Word for word, retype every line of the data.

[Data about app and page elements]
^^^^

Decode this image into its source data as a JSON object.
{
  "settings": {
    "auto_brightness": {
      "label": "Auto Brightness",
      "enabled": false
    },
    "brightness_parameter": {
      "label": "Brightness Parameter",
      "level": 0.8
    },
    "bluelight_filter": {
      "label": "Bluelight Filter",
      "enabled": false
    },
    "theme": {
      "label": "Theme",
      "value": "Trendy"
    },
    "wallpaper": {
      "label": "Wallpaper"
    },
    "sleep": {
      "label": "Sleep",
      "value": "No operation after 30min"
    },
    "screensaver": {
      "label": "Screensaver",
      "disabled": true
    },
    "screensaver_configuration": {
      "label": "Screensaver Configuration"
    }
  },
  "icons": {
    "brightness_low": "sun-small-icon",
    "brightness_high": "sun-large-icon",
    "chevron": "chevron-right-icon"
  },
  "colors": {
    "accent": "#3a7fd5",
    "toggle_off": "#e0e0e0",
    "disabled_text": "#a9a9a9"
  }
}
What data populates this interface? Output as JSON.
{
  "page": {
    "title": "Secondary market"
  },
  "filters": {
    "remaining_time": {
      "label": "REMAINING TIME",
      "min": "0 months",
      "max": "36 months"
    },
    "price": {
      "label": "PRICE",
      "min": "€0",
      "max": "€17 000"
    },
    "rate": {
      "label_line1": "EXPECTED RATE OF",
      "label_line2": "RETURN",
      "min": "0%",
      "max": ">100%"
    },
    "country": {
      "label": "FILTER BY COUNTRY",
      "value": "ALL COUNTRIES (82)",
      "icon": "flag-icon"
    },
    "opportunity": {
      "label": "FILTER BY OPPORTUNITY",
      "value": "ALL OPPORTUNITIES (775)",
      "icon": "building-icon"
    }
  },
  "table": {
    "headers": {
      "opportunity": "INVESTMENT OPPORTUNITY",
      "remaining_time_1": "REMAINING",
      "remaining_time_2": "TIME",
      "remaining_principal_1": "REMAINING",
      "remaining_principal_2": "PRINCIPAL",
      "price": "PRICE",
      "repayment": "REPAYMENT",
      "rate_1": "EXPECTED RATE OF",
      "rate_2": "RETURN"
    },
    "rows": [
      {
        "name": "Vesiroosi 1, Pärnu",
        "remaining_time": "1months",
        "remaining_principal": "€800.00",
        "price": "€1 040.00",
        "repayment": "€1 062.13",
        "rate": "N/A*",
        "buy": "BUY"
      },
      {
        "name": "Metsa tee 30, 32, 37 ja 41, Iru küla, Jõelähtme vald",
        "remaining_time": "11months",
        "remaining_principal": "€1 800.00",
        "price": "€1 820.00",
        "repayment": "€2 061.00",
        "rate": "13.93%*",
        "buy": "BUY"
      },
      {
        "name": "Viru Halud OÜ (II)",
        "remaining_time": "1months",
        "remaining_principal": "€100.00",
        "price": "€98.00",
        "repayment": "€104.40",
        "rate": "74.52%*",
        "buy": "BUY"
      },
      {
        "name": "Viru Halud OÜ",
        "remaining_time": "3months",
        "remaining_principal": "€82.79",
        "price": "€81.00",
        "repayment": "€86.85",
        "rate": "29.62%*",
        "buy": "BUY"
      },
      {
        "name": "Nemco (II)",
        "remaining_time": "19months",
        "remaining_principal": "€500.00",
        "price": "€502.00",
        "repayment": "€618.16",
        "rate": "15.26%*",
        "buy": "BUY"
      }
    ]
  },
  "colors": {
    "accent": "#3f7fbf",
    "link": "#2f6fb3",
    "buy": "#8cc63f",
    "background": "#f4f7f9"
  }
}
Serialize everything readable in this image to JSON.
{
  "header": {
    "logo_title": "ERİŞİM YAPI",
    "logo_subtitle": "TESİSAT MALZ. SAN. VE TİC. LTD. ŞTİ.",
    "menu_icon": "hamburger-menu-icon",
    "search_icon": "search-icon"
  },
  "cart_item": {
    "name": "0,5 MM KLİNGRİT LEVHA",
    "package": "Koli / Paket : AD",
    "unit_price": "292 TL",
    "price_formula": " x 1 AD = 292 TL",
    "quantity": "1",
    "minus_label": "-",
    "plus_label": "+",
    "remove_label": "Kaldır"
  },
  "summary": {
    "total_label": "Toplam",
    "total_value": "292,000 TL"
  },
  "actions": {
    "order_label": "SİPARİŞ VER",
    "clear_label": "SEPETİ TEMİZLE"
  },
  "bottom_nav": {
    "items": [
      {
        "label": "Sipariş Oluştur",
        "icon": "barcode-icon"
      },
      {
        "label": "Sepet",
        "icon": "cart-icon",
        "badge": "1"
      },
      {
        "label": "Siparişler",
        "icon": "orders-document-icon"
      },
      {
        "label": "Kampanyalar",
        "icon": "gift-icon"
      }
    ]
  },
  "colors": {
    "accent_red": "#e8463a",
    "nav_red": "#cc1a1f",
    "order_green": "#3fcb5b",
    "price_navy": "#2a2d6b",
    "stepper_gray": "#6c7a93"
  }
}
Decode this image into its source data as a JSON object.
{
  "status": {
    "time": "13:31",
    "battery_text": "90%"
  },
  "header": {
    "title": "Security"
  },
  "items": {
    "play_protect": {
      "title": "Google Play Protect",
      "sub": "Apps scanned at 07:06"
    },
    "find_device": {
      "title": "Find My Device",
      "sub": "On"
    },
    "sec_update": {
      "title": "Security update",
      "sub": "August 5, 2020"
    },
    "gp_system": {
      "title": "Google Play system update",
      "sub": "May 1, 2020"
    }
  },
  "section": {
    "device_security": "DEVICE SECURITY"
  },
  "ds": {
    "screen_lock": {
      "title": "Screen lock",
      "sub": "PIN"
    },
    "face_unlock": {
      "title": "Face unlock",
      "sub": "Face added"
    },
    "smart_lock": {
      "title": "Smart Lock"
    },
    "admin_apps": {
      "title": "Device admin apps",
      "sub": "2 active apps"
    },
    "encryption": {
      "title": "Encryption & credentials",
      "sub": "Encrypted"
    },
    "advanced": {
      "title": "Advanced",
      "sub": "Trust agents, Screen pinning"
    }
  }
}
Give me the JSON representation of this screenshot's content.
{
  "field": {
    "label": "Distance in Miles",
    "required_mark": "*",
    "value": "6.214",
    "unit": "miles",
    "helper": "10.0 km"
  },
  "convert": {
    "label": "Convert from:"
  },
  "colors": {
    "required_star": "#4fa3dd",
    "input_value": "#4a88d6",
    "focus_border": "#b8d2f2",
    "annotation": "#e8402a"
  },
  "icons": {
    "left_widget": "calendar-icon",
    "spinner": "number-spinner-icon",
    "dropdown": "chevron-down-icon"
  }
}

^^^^

» **Solution**
Decode this image into its source data as a JSON object.
{
  "settings": {
    "auto_brightness": {
      "label": "Auto Brightness",
      "enabled": false
    },
    "brightness_parameter": {
      "label": "Brightness Parameter",
      "level": 0.8
    },
    "bluelight_filter": {
      "label": "Bluelight Filter",
      "enabled": false
    },
    "theme": {
      "label": "Theme",
      "value": "Trendy"
    },
    "wallpaper": {
      "label": "Wallpaper"
    },
    "sleep": {
      "label": "Sleep",
      "value": "No operation after 30min"
    },
    "screensaver": {
      "label": "Screensaver",
      "disabled": true
    },
    "screensaver_configuration": {
      "label": "Screensaver Configuration"
    }
  },
  "icons": {
    "brightness_low": "sun-small-icon",
    "brightness_high": "sun-large-icon",
    "chevron": "chevron-right-icon"
  },
  "colors": {
    "accent": "#3a7fd5",
    "toggle_off": "#e0e0e0",
    "disabled_text": "#a9a9a9"
  }
}
What data populates this interface? Output as JSON.
{
  "page": {
    "title": "Secondary market"
  },
  "filters": {
    "remaining_time": {
      "label": "REMAINING TIME",
      "min": "0 months",
      "max": "36 months"
    },
    "price": {
      "label": "PRICE",
      "min": "€0",
      "max": "€17 000"
    },
    "rate": {
      "label_line1": "EXPECTED RATE OF",
      "label_line2": "RETURN",
      "min": "0%",
      "max": ">100%"
    },
    "country": {
      "label": "FILTER BY COUNTRY",
      "value": "ALL COUNTRIES (82)",
      "icon": "flag-icon"
    },
    "opportunity": {
      "label": "FILTER BY OPPORTUNITY",
      "value": "ALL OPPORTUNITIES (775)",
      "icon": "building-icon"
    }
  },
  "table": {
    "headers": {
      "opportunity": "INVESTMENT OPPORTUNITY",
      "remaining_time_1": "REMAINING",
      "remaining_time_2": "TIME",
      "remaining_principal_1": "REMAINING",
      "remaining_principal_2": "PRINCIPAL",
      "price": "PRICE",
      "repayment": "REPAYMENT",
      "rate_1": "EXPECTED RATE OF",
      "rate_2": "RETURN"
    },
    "rows": [
      {
        "name": "Vesiroosi 1, Pärnu",
        "remaining_time": "1months",
        "remaining_principal": "€800.00",
        "price": "€1 040.00",
        "repayment": "€1 062.13",
        "rate": "N/A*",
        "buy": "BUY"
      },
      {
        "name": "Metsa tee 30, 32, 37 ja 41, Iru küla, Jõelähtme vald",
        "remaining_time": "11months",
        "remaining_principal": "€1 800.00",
        "price": "€1 820.00",
        "repayment": "€2 061.00",
        "rate": "13.93%*",
        "buy": "BUY"
      },
      {
        "name": "Viru Halud OÜ (II)",
        "remaining_time": "1months",
        "remaining_principal": "€100.00",
        "price": "€98.00",
        "repayment": "€104.40",
        "rate": "74.52%*",
        "buy": "BUY"
      },
      {
        "name": "Viru Halud OÜ",
        "remaining_time": "3months",
        "remaining_principal": "€82.79",
        "price": "€81.00",
        "repayment": "€86.85",
        "rate": "29.62%*",
        "buy": "BUY"
      },
      {
        "name": "Nemco (II)",
        "remaining_time": "19months",
        "remaining_principal": "€500.00",
        "price": "€502.00",
        "repayment": "€618.16",
        "rate": "15.26%*",
        "buy": "BUY"
      }
    ]
  },
  "colors": {
    "accent": "#3f7fbf",
    "link": "#2f6fb3",
    "buy": "#8cc63f",
    "background": "#f4f7f9"
  }
}
Serialize everything readable in this image to JSON.
{
  "header": {
    "logo_title": "ERİŞİM YAPI",
    "logo_subtitle": "TESİSAT MALZ. SAN. VE TİC. LTD. ŞTİ.",
    "menu_icon": "hamburger-menu-icon",
    "search_icon": "search-icon"
  },
  "cart_item": {
    "name": "0,5 MM KLİNGRİT LEVHA",
    "package": "Koli / Paket : AD",
    "unit_price": "292 TL",
    "price_formula": " x 1 AD = 292 TL",
    "quantity": "1",
    "minus_label": "-",
    "plus_label": "+",
    "remove_label": "Kaldır"
  },
  "summary": {
    "total_label": "Toplam",
    "total_value": "292,000 TL"
  },
  "actions": {
    "order_label": "SİPARİŞ VER",
    "clear_label": "SEPETİ TEMİZLE"
  },
  "bottom_nav": {
    "items": [
      {
        "label": "Sipariş Oluştur",
        "icon": "barcode-icon"
      },
      {
        "label": "Sepet",
        "icon": "cart-icon",
        "badge": "1"
      },
      {
        "label": "Siparişler",
        "icon": "orders-document-icon"
      },
      {
        "label": "Kampanyalar",
        "icon": "gift-icon"
      }
    ]
  },
  "colors": {
    "accent_red": "#e8463a",
    "nav_red": "#cc1a1f",
    "order_green": "#3fcb5b",
    "price_navy": "#2a2d6b",
    "stepper_gray": "#6c7a93"
  }
}
Decode this image into its source data as a JSON object.
{
  "status": {
    "time": "13:31",
    "battery_text": "90%"
  },
  "header": {
    "title": "Security"
  },
  "items": {
    "play_protect": {
      "title": "Google Play Protect",
      "sub": "Apps scanned at 07:06"
    },
    "find_device": {
      "title": "Find My Device",
      "sub": "On"
    },
    "sec_update": {
      "title": "Security update",
      "sub": "August 5, 2020"
    },
    "gp_system": {
      "title": "Google Play system update",
      "sub": "May 1, 2020"
    }
  },
  "section": {
    "device_security": "DEVICE SECURITY"
  },
  "ds": {
    "screen_lock": {
      "title": "Screen lock",
      "sub": "PIN"
    },
    "face_unlock": {
      "title": "Face unlock",
      "sub": "Face added"
    },
    "smart_lock": {
      "title": "Smart Lock"
    },
    "admin_apps": {
      "title": "Device admin apps",
      "sub": "2 active apps"
    },
    "encryption": {
      "title": "Encryption & credentials",
      "sub": "Encrypted"
    },
    "advanced": {
      "title": "Advanced",
      "sub": "Trust agents, Screen pinning"
    }
  }
}
Give me the JSON representation of this screenshot's content.
{
  "field": {
    "label": "Distance in Miles",
    "required_mark": "*",
    "value": "6.214",
    "unit": "miles",
    "helper": "10.0 km"
  },
  "convert": {
    "label": "Convert from:"
  },
  "colors": {
    "required_star": "#4fa3dd",
    "input_value": "#4a88d6",
    "focus_border": "#b8d2f2",
    "annotation": "#e8402a"
  },
  "icons": {
    "left_widget": "calendar-icon",
    "spinner": "number-spinner-icon",
    "dropdown": "chevron-down-icon"
  }
}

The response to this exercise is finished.